EXERCISE BRIEF:
Please copy every record below exactly, but leave the pictures out.

RECORD EXTRACTS:
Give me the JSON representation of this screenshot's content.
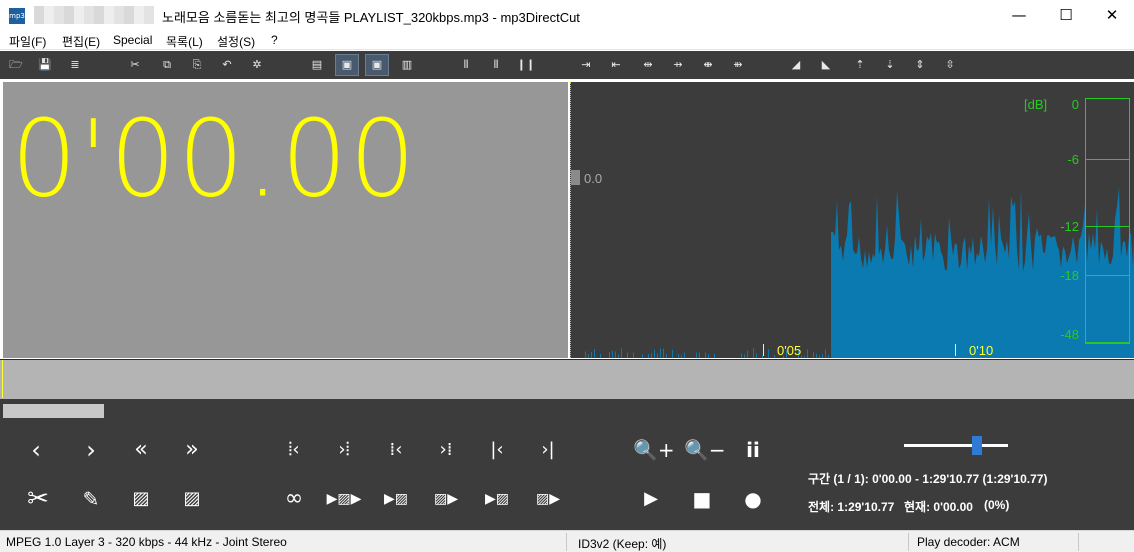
{
  "window": {
    "app_icon_label": "mp3",
    "title": "노래모음  소름돋는 최고의 명곡들 PLAYLIST_320kbps.mp3 - mp3DirectCut",
    "minimize": "—",
    "maximize": "☐",
    "close": "✕"
  },
  "menu": [
    "파일(F)",
    "편집(E)",
    "Special",
    "목록(L)",
    "설정(S)",
    "?"
  ],
  "display": {
    "time": "0'00.00",
    "level_value": "0.0",
    "db_unit": "[dB]",
    "db_scale": [
      "0",
      "-6",
      "-12",
      "-18",
      "-48"
    ],
    "time_ticks": [
      "0'05",
      "0'10"
    ]
  },
  "info": {
    "selection": "구간 (1 / 1): 0'00.00 - 1:29'10.77 (1:29'10.77)",
    "total_label": "전체: 1:29'10.77",
    "current_label": "현재: 0'00.00",
    "percent": "(0%)",
    "volume_fraction": 0.7
  },
  "status": {
    "format": "MPEG 1.0 Layer 3  -  320 kbps  -  44 kHz  -  Joint Stereo",
    "tag": "ID3v2 (Keep: 예)",
    "decoder": "Play decoder: ACM"
  },
  "colors": {
    "waveform": "#0a7ab0",
    "time_text": "#ffff00",
    "db_text": "#28c828",
    "panel_bg": "#3c3c3c"
  }
}
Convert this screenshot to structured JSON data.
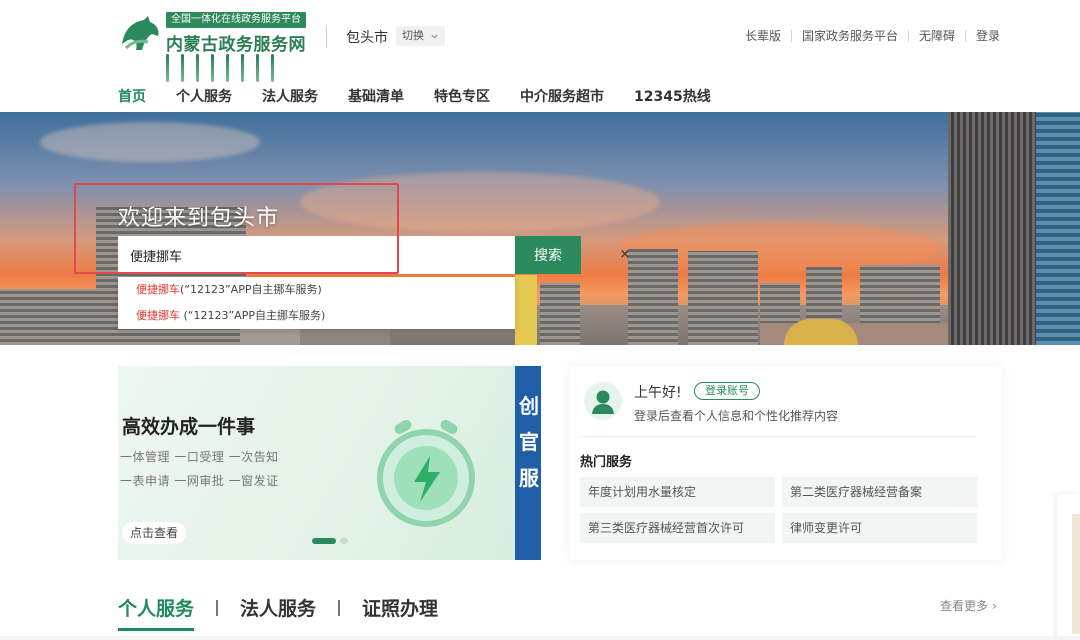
{
  "header": {
    "logo_badge": "全国一体化在线政务服务平台",
    "logo_name": "内蒙古政务服务网",
    "city": "包头市",
    "switch_label": "切换",
    "links": [
      "长辈版",
      "国家政务服务平台",
      "无障碍",
      "登录"
    ]
  },
  "nav": [
    "首页",
    "个人服务",
    "法人服务",
    "基础清单",
    "特色专区",
    "中介服务超市",
    "12345热线"
  ],
  "banner": {
    "welcome": "欢迎来到包头市",
    "search_value": "便捷挪车",
    "clear_icon": "×",
    "search_button": "搜索",
    "suggestions": [
      {
        "highlight": "便捷挪车",
        "rest": "(“12123”APP自主挪车服务)"
      },
      {
        "highlight": "便捷挪车",
        "rest": " (“12123”APP自主挪车服务)"
      }
    ]
  },
  "promo": {
    "title": "高效办成一件事",
    "line1": "一体管理 一口受理 一次告知",
    "line2": "一表申请 一网审批 一窗发证",
    "button": "点击查看",
    "strip_text": "创官服"
  },
  "user_card": {
    "greeting": "上午好!",
    "login_tag": "登录账号",
    "login_tip": "登录后查看个人信息和个性化推荐内容",
    "hot_title": "热门服务",
    "services": [
      "年度计划用水量核定",
      "第二类医疗器械经营备案",
      "第三类医疗器械经营首次许可",
      "律师变更许可"
    ]
  },
  "tabs": {
    "items": [
      "个人服务",
      "法人服务",
      "证照办理"
    ],
    "more": "查看更多",
    "more_chevron": "›"
  },
  "colors": {
    "brand_green": "#2a8a5c",
    "highlight_red": "#e0342f",
    "strip_blue": "#1e5fa8",
    "annotation_red": "#e04a4f"
  }
}
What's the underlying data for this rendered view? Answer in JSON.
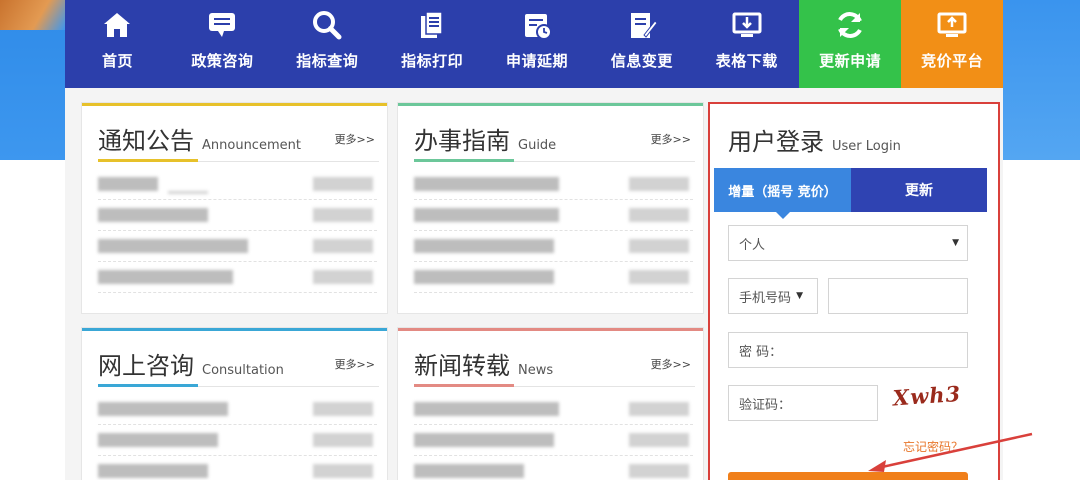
{
  "nav": [
    {
      "label": "首页",
      "icon": "home-icon"
    },
    {
      "label": "政策咨询",
      "icon": "chat-bubble-icon"
    },
    {
      "label": "指标查询",
      "icon": "search-icon"
    },
    {
      "label": "指标打印",
      "icon": "document-icon"
    },
    {
      "label": "申请延期",
      "icon": "calendar-clock-icon"
    },
    {
      "label": "信息变更",
      "icon": "edit-document-icon"
    },
    {
      "label": "表格下载",
      "icon": "monitor-download-icon"
    },
    {
      "label": "更新申请",
      "icon": "refresh-icon"
    },
    {
      "label": "竞价平台",
      "icon": "monitor-upload-icon"
    }
  ],
  "colors": {
    "nav_bg": "#2c3fab",
    "nav_green": "#34c24a",
    "nav_orange": "#f28f16",
    "announcement_line": "#e7c12a",
    "guide_line": "#6cc79a",
    "consult_line": "#3aa7d6",
    "news_line": "#e38a83",
    "login_border": "#d9403b"
  },
  "cards": {
    "announcement": {
      "title": "通知公告",
      "subtitle": "Announcement",
      "more": "更多>>"
    },
    "guide": {
      "title": "办事指南",
      "subtitle": "Guide",
      "more": "更多>>"
    },
    "consultation": {
      "title": "网上咨询",
      "subtitle": "Consultation",
      "more": "更多>>"
    },
    "news": {
      "title": "新闻转载",
      "subtitle": "News",
      "more": "更多>>"
    }
  },
  "login": {
    "title": "用户登录",
    "subtitle": "User Login",
    "tab_increment": "增量（摇号 竞价）",
    "tab_update": "更新",
    "user_type": "个人",
    "id_type": "手机号码",
    "password_label": "密 码：",
    "captcha_label": "验证码：",
    "captcha_text": "Xwh3",
    "forgot": "忘记密码？"
  }
}
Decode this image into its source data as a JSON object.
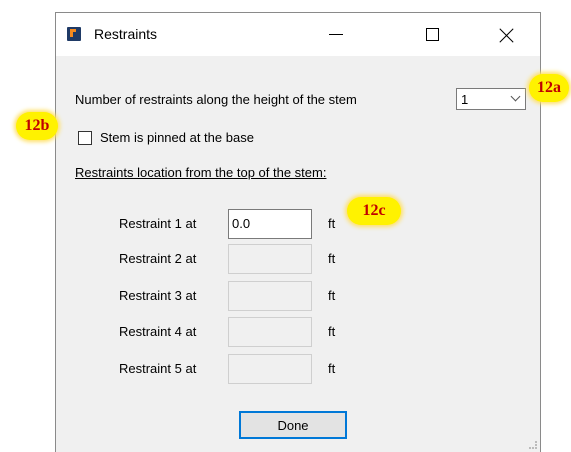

TASK RESULT:
Give me the JSON representation of this screenshot's content.
{
  "window": {
    "app_icon_label": "mp3",
    "title": "노래모음  소름돋는 최고의 명곡들 PLAYLIST_320kbps.mp3 - mp3DirectCut",
    "minimize": "—",
    "maximize": "☐",
    "close": "✕"
  },
  "menu": [
    "파일(F)",
    "편집(E)",
    "Special",
    "목록(L)",
    "설정(S)",
    "?"
  ],
  "display": {
    "time": "0'00.00",
    "level_value": "0.0",
    "db_unit": "[dB]",
    "db_scale": [
      "0",
      "-6",
      "-12",
      "-18",
      "-48"
    ],
    "time_ticks": [
      "0'05",
      "0'10"
    ]
  },
  "info": {
    "selection": "구간 (1 / 1): 0'00.00 - 1:29'10.77 (1:29'10.77)",
    "total_label": "전체: 1:29'10.77",
    "current_label": "현재: 0'00.00",
    "percent": "(0%)",
    "volume_fraction": 0.7
  },
  "status": {
    "format": "MPEG 1.0 Layer 3  -  320 kbps  -  44 kHz  -  Joint Stereo",
    "tag": "ID3v2 (Keep: 예)",
    "decoder": "Play decoder: ACM"
  },
  "colors": {
    "waveform": "#0a7ab0",
    "time_text": "#ffff00",
    "db_text": "#28c828",
    "panel_bg": "#3c3c3c"
  }
}
Convert this screenshot to structured JSON data.
{
  "header": {
    "logo_badge": "全国一体化在线政务服务平台",
    "logo_name": "内蒙古政务服务网",
    "city": "包头市",
    "switch_label": "切换",
    "links": [
      "长辈版",
      "国家政务服务平台",
      "无障碍",
      "登录"
    ]
  },
  "nav": [
    "首页",
    "个人服务",
    "法人服务",
    "基础清单",
    "特色专区",
    "中介服务超市",
    "12345热线"
  ],
  "banner": {
    "welcome": "欢迎来到包头市",
    "search_value": "便捷挪车",
    "clear_icon": "×",
    "search_button": "搜索",
    "suggestions": [
      {
        "highlight": "便捷挪车",
        "rest": "(“12123”APP自主挪车服务)"
      },
      {
        "highlight": "便捷挪车",
        "rest": " (“12123”APP自主挪车服务)"
      }
    ]
  },
  "promo": {
    "title": "高效办成一件事",
    "line1": "一体管理 一口受理 一次告知",
    "line2": "一表申请 一网审批 一窗发证",
    "button": "点击查看",
    "strip_text": "创官服"
  },
  "user_card": {
    "greeting": "上午好!",
    "login_tag": "登录账号",
    "login_tip": "登录后查看个人信息和个性化推荐内容",
    "hot_title": "热门服务",
    "services": [
      "年度计划用水量核定",
      "第二类医疗器械经营备案",
      "第三类医疗器械经营首次许可",
      "律师变更许可"
    ]
  },
  "tabs": {
    "items": [
      "个人服务",
      "法人服务",
      "证照办理"
    ],
    "more": "查看更多",
    "more_chevron": "›"
  },
  "colors": {
    "brand_green": "#2a8a5c",
    "highlight_red": "#e0342f",
    "strip_blue": "#1e5fa8",
    "annotation_red": "#e04a4f"
  }
}
What's the underlying data for this rendered view? Answer in JSON.
{
  "nav": [
    {
      "label": "首页",
      "icon": "home-icon"
    },
    {
      "label": "政策咨询",
      "icon": "chat-bubble-icon"
    },
    {
      "label": "指标查询",
      "icon": "search-icon"
    },
    {
      "label": "指标打印",
      "icon": "document-icon"
    },
    {
      "label": "申请延期",
      "icon": "calendar-clock-icon"
    },
    {
      "label": "信息变更",
      "icon": "edit-document-icon"
    },
    {
      "label": "表格下载",
      "icon": "monitor-download-icon"
    },
    {
      "label": "更新申请",
      "icon": "refresh-icon"
    },
    {
      "label": "竞价平台",
      "icon": "monitor-upload-icon"
    }
  ],
  "colors": {
    "nav_bg": "#2c3fab",
    "nav_green": "#34c24a",
    "nav_orange": "#f28f16",
    "announcement_line": "#e7c12a",
    "guide_line": "#6cc79a",
    "consult_line": "#3aa7d6",
    "news_line": "#e38a83",
    "login_border": "#d9403b"
  },
  "cards": {
    "announcement": {
      "title": "通知公告",
      "subtitle": "Announcement",
      "more": "更多>>"
    },
    "guide": {
      "title": "办事指南",
      "subtitle": "Guide",
      "more": "更多>>"
    },
    "consultation": {
      "title": "网上咨询",
      "subtitle": "Consultation",
      "more": "更多>>"
    },
    "news": {
      "title": "新闻转载",
      "subtitle": "News",
      "more": "更多>>"
    }
  },
  "login": {
    "title": "用户登录",
    "subtitle": "User Login",
    "tab_increment": "增量（摇号 竞价）",
    "tab_update": "更新",
    "user_type": "个人",
    "id_type": "手机号码",
    "password_label": "密 码：",
    "captcha_label": "验证码：",
    "captcha_text": "Xwh3",
    "forgot": "忘记密码？"
  }
}
Decode this image into its source data as a JSON object.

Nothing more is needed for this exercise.